Can you truly restrict the definition of “journalist” to a specific group of people? Google describes a journalist as “a person who writes for newspapers or magazines or prepares news to be broadcast on radio or television.” However, in the age of technology, much of journalism has moved online, both in the form of professional online publications and amateur blogs. So how can we really decide where the line is? Many bloggers are serious about their work, while several “professional” journalists have proved to be frauds. Does this mean that the fraudulent writers are more credible than the serious amateurs?
The government has been working to more closely define the true meaning of journalism. This means that anyone who does not meet their specific credentials would not have the same rights as one who does. For example, in Lake Oswego in Oregon, real media is being defined as “‘institutionalized,’ ‘well-established’ and producing at least 25 percent news content” according to this article from the Oregonian. Citizen journalists, bloggers and any journalist who works for a publication that produces less than 25 percent of content will be shut out from city council meetings and other closed gatherings. This definition dismisses serious journalists as simple, insignificant bloggers who are not worthy of covering this kind of news.

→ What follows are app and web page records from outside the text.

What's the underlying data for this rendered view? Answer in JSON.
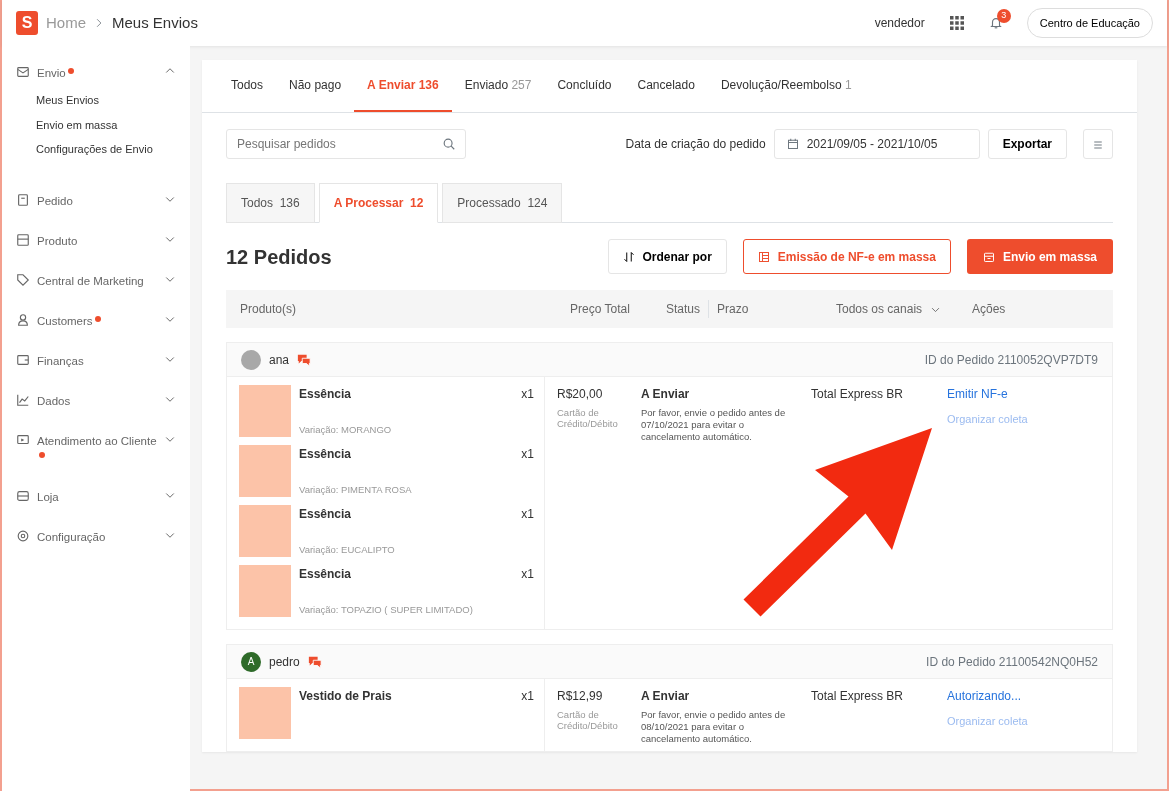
{
  "header": {
    "logo": "S",
    "breadcrumb": [
      "Home",
      "Meus Envios"
    ],
    "user": "vendedor",
    "notification_count": "3",
    "education_button": "Centro de Educação"
  },
  "sidebar": {
    "items": [
      {
        "label": "Envio",
        "dot": true,
        "expanded": true,
        "children": [
          {
            "label": "Meus Envios"
          },
          {
            "label": "Envio em massa"
          },
          {
            "label": "Configurações de Envio"
          }
        ]
      },
      {
        "label": "Pedido",
        "dot": false,
        "expanded": false
      },
      {
        "label": "Produto",
        "dot": false,
        "expanded": false
      },
      {
        "label": "Central de Marketing",
        "dot": false,
        "expanded": false
      },
      {
        "label": "Customers",
        "dot": true,
        "expanded": false
      },
      {
        "label": "Finanças",
        "dot": false,
        "expanded": false
      },
      {
        "label": "Dados",
        "dot": false,
        "expanded": false
      },
      {
        "label": "Atendimento ao Cliente",
        "dot": true,
        "expanded": false
      },
      {
        "label": "Loja",
        "dot": false,
        "expanded": false
      },
      {
        "label": "Configuração",
        "dot": false,
        "expanded": false
      }
    ]
  },
  "tabs": [
    {
      "label": "Todos",
      "selected": false
    },
    {
      "label": "Não pago",
      "selected": false
    },
    {
      "label": "A Enviar",
      "count": "136",
      "selected": true
    },
    {
      "label": "Enviado",
      "count": "257",
      "selected": false
    },
    {
      "label": "Concluído",
      "selected": false
    },
    {
      "label": "Cancelado",
      "selected": false
    },
    {
      "label": "Devolução/Reembolso",
      "count": "1",
      "selected": false
    }
  ],
  "filters": {
    "search": {
      "placeholder": "Pesquisar pedidos"
    },
    "date_label": "Data de criação do pedido",
    "date_range": "2021/09/05 - 2021/10/05",
    "export_button": "Exportar"
  },
  "subtabs": [
    {
      "label": "Todos",
      "count": "136",
      "selected": false
    },
    {
      "label": "A Processar",
      "count": "12",
      "selected": true
    },
    {
      "label": "Processado",
      "count": "124",
      "selected": false
    }
  ],
  "orders_title": "12 Pedidos",
  "actions": {
    "sort_button": "Ordenar por",
    "nfe_button": "Emissão de NF-e em massa",
    "mass_ship_button": "Envio em massa"
  },
  "table": {
    "columns": [
      "Produto(s)",
      "Preço Total",
      "Status",
      "Prazo",
      "Todos os canais",
      "Ações"
    ]
  },
  "orders": [
    {
      "buyer": "ana",
      "avatar": {
        "color": "#a8a8a8"
      },
      "order_id": "ID do Pedido 2110052QVP7DT9",
      "products": [
        {
          "name": "Essência",
          "variation": "Variação: MORANGO",
          "qty": "x1"
        },
        {
          "name": "Essência",
          "variation": "Variação: PIMENTA ROSA",
          "qty": "x1"
        },
        {
          "name": "Essência",
          "variation": "Variação: EUCALIPTO",
          "qty": "x1"
        },
        {
          "name": "Essência",
          "variation": "Variação: TOPAZIO ( SUPER LIMITADO)",
          "qty": "x1"
        }
      ],
      "price": "R$20,00",
      "payment": "Cartão de Crédito/Débito",
      "status": "A Enviar",
      "status_note": "Por favor, envie o pedido antes de 07/10/2021 para evitar o cancelamento automático.",
      "carrier": "Total Express BR",
      "order_actions": [
        {
          "label": "Emitir NF-e",
          "kind": "primary"
        },
        {
          "label": "Organizar coleta",
          "kind": "secondary"
        }
      ]
    },
    {
      "buyer": "pedro",
      "avatar": {
        "color": "#2f6b2a",
        "letter": "A"
      },
      "order_id": "ID do Pedido 21100542NQ0H52",
      "products": [
        {
          "name": "Vestido de Prais",
          "qty": "x1"
        }
      ],
      "price": "R$12,99",
      "payment": "Cartão de Crédito/Débito",
      "status": "A Enviar",
      "status_note": "Por favor, envie o pedido antes de 08/10/2021 para evitar o cancelamento automático.",
      "carrier": "Total Express BR",
      "order_actions": [
        {
          "label": "Autorizando...",
          "kind": "primary"
        },
        {
          "label": "Organizar coleta",
          "kind": "secondary"
        }
      ]
    }
  ]
}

The city council argues that, if our society continues to expand its definition of journalism, then anyone could be considered a journalist. The meetings would practically become open if they were to allow anyone in. While their argument is logical, it’s hard to see why anyone who isn’t serious about journalism would attend one of these meetings. It certainly doesn’t seem like the sort of event one goes to for a night full of entertainment.
The proposed media policy states that “media representatives would be allowed to attend executive sessions if they provide evidence that includes ‘proof satisfactory to the City Council that the person is gathering news,’ along with a press badge, a recently published news article with their byline or an editor’s note on letterhead.” However, according to the Oregonian, the council meetings are often called at the last minute, meaning it would be hard for anyone, professional or otherwise, to scramble to get their credentials in order. It would seem that, with such strict rules, the council is trying to block everyone out of their meetings. It would perhaps be simpler and more just if the council were to allow admittance on a first-come-first-serve basis. If they let in the first five or ten people who wanted to report on the meeting, they would not need to focus so much on defining something that is so clearly situated in a grey area.

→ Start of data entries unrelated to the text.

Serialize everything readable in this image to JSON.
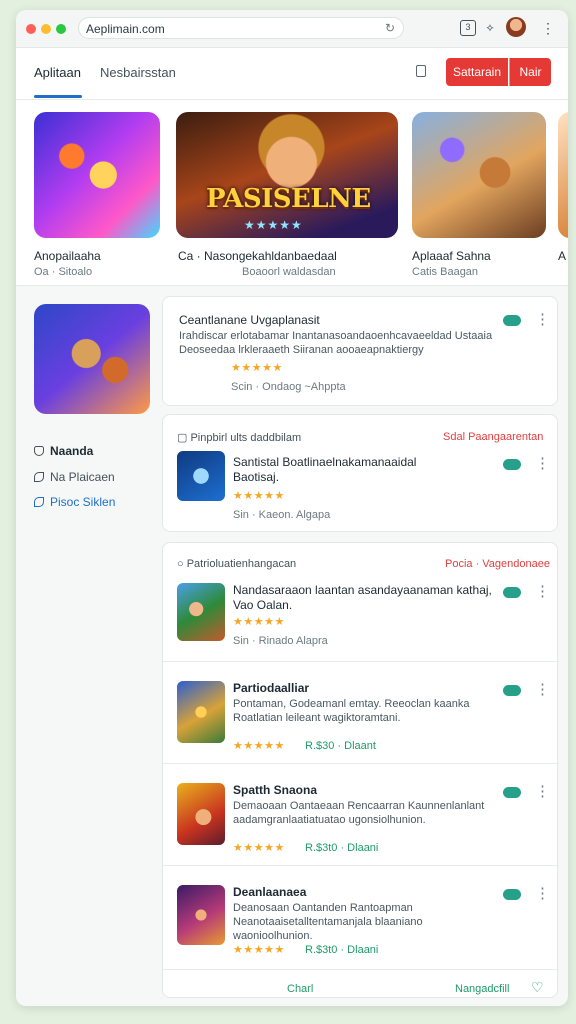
{
  "browser": {
    "url": "Aeplimain.com"
  },
  "nav": {
    "tab_active": "Aplitaan",
    "tab_other": "Nesbairsstan",
    "btn_primary": "Sattarain",
    "btn_secondary": "Nair"
  },
  "carousel": [
    {
      "title": "Anopailaaha",
      "sub": "Oa · Sitoalo"
    },
    {
      "title": "Ca · Nasongekahldanbaedaal",
      "sub": "Boaoorl waldasdan",
      "banner": "PASISELNE",
      "banner_stars": "★★★★★"
    },
    {
      "title": "Aplaaaf Sahna",
      "sub": "Catis Baagan"
    },
    {
      "title": "A",
      "sub": ""
    }
  ],
  "sidebar": {
    "item1": "Naanda",
    "item2": "Na Plaicaen",
    "item3": "Pisoc Siklen"
  },
  "featured": {
    "title": "Ceantlanane Uvgaplanasit",
    "desc": "Irahdiscar erlotabamar Inantanasoandaoenhcavaeeldad Ustaaia Deoseedaa lrkleraaeth Siiranan aooaeapnaktiergy",
    "stars": "★★★★★",
    "meta": "Scin · Ondaog ~Ahppta"
  },
  "section1": {
    "header": "Pinpbirl ults daddbilam",
    "link": "Sdal Paangaarentan",
    "row": {
      "title": "Santistal Boatlinaelnakamanaaidal Baotisaj.",
      "stars": "★★★★★",
      "meta": "Sin · Kaeon. Algapa"
    }
  },
  "section2": {
    "header": "Patrioluatienhangacan",
    "link": "Pocia · Vagendonaee",
    "rows": [
      {
        "title": "Nandasaraaon laantan asandayaanaman kathaj, Vao Oalan.",
        "desc": "",
        "stars": "★★★★★",
        "meta": "Sin · Rinado Alapra"
      },
      {
        "title": "Partiodaalliar",
        "desc": "Pontaman, Godeamanl emtay. Reeoclan kaanka Roatlatian leileant wagiktoramtani.",
        "stars": "★★★★★",
        "meta": "R.$30 · Dlaant"
      },
      {
        "title": "Spatth Snaona",
        "desc": "Demaoaan Oantaeaan Rencaarran Kaunnenlanlant aadamgranlaatiatuatao ugonsiolhunion.",
        "stars": "★★★★★",
        "meta": "R.$3t0 · Dlaani"
      },
      {
        "title": "Deanlaanaea",
        "desc": "Deanosaan Oantanden Rantoapman Neanotaaisetalltentamanjala blaaniano waonioolhunion.",
        "stars": "★★★★★",
        "meta": "R.$3t0 · Dlaani"
      }
    ],
    "footer_left": "Charl",
    "footer_right": "Nangadcfill"
  }
}
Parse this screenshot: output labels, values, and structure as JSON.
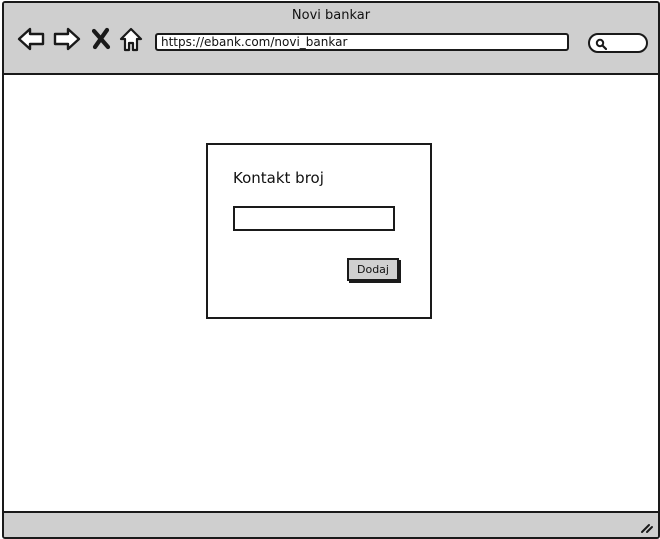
{
  "window": {
    "title": "Novi bankar"
  },
  "toolbar": {
    "icons": [
      "back-arrow-icon",
      "forward-arrow-icon",
      "close-icon",
      "home-icon"
    ],
    "address": "https://ebank.com/novi_bankar",
    "search_icon": "search-icon"
  },
  "dialog": {
    "label": "Kontakt broj",
    "input_value": "",
    "button_label": "Dodaj"
  },
  "statusbar": {
    "grip_icon": "resize-grip-icon"
  }
}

Senators in California are working to define “real journalism” as well. They have decided to leave out nonsalaried reporters and WikiLeaks employees. This means that even freelance journalists who have done professional work would be left out. Those who do not fit this strict definition would not be protected under the shield law, which protects the confidentiality of both the reporters and their sources. Given this information, WikiLeaks reporters and their sources would be susceptible to court orders and severe punishment for simply doing their jobs. Whistle-blowing is one of the most important features of journalism, and by denying protection to those who want to expose wrongdoings in government, the rest of the nation would remain ignorant to serious problems happening in their own country. The government would continue to become more powerful.

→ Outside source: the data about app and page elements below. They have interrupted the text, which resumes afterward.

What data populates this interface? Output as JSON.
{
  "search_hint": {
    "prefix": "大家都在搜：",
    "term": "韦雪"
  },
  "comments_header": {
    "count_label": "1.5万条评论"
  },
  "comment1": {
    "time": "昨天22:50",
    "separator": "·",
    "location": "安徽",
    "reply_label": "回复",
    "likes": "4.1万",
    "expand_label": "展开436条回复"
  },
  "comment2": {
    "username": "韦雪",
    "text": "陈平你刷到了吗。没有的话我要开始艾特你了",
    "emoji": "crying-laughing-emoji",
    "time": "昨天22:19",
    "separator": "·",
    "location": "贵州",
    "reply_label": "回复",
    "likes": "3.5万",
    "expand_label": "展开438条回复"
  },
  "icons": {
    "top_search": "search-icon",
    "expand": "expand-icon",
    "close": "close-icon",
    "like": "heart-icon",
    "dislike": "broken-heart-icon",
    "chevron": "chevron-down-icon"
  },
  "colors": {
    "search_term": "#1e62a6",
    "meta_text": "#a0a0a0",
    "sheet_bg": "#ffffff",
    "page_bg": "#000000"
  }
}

Another issue is that news itself can hardly be easily defined. What counts as news? The definition seems arbitrary, and the government is going to great lengths to narrow it down to a precise meaning. The government should not be putting restrictions on journalism or trying to control those who practice it. The point of journalism is to keep the government in check, but how can that be possible if they are shutting everyone out? As the definition becomes stricter, the government gains more power; this is dangerous. Without journalists to keep politicians in line, who will?